His experiences with other philanthropists and philanthropic organizations had taught him a great deal about how he wanted to share his fortune. He wanted to support a range of competently run organizations serving specific areas of interest. He did not want to raise money from other philanthropists directly, but want his gifts to inspire others in the form of matching donations. He wanted some control. For these reasons, he decided to start his own foundation, manage it independently, and build it to last.
The founding board members were Bill, Flora and their eldest son Walter, a 22-year-old Harvard graduate who planned to pursue further studies at Stanford University.
Walter remembers 1966 to 1972 as the “living room years” of the foundation, when family members met at home and together decided how the Hewlett Foundation could do the most good.
During its first decade, the foundation made approximately $15.3 million in grants. The structure of its programs began to take shape, and remains largely intact to this day.
The range of grantmaking reflected the Hewletts’ lifelong interests in other cultures and societies, and in improving the quality of life of people locally and globally. Early grants were made to organizations in education, population, performing arts, environment, health, and vital services to support the needy in the Bay Area.

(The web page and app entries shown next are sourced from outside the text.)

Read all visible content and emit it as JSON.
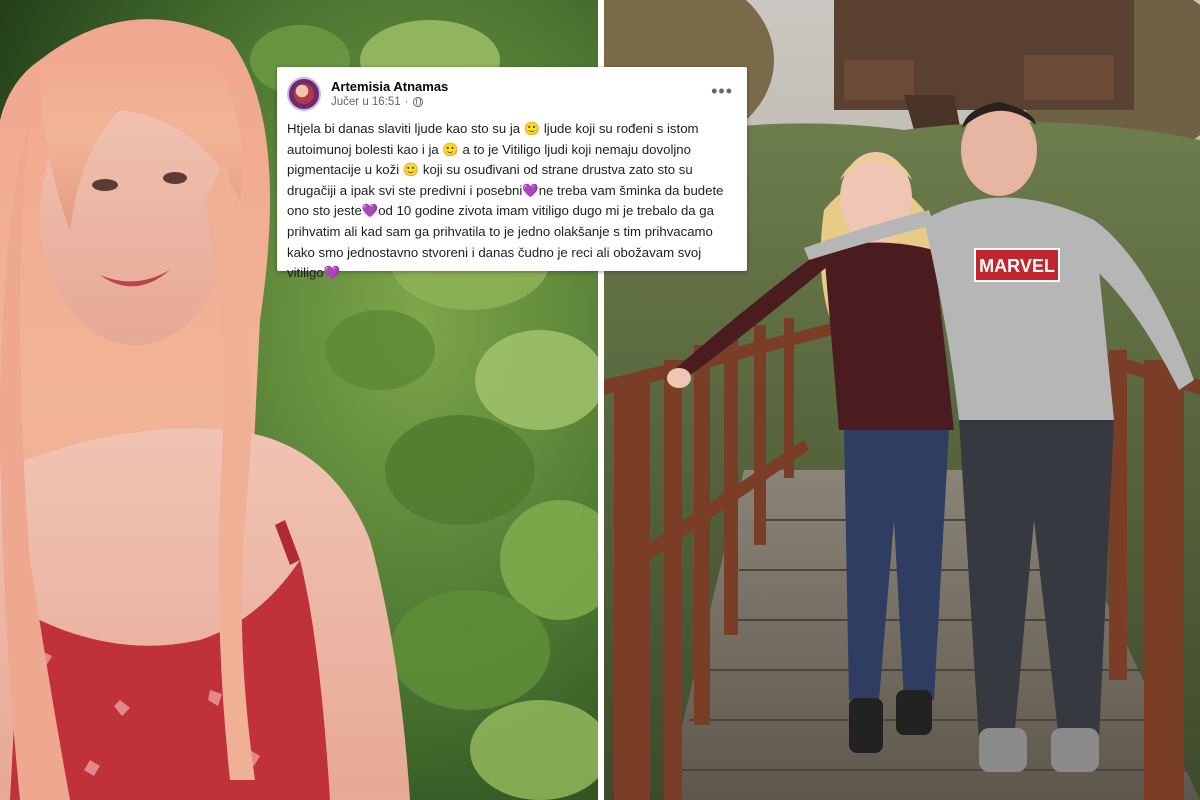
{
  "post": {
    "author": "Artemisia Atnamas",
    "time": "Jučer u 16:51",
    "privacy_icon": "globe-icon",
    "more_label": "•••",
    "text": "Htjela bi danas slaviti ljude kao sto su ja 🙂 ljude koji su rođeni s istom autoimunoj bolesti kao i ja 🙂 a to je Vitiligo ljudi koji nemaju dovoljno pigmentacije u koži 🙂 koji su osuđivani od strane drustva zato sto su drugačiji a ipak svi ste predivni i posebni💜ne treba vam šminka da budete ono sto jeste💜od 10 godine zivota imam vitiligo dugo mi je trebalo da ga prihvatim ali kad sam ga prihvatila to je jedno olakšanje s tim prihvacamo kako smo jednostavno stvoreni i danas čudno je reci ali obožavam svoj vitiligo💜"
  },
  "shirt_print": "MARVEL"
}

In 1972 sons William A. Hewlett and James S. Hewlett joined the board of directors. In 1974 the foundation hired its first executive director, John May, the former chief executive of the San Francisco Foundation. The Hewlett Foundation operated like many of the 50 other Bay Area family foundations with assets greater than $500,000—as a conservatively managed hybrid of family philanthropy and community trust. Years later, Walter would characterize the time when John was executive director as grantmaking through “networks” rather than “categories.”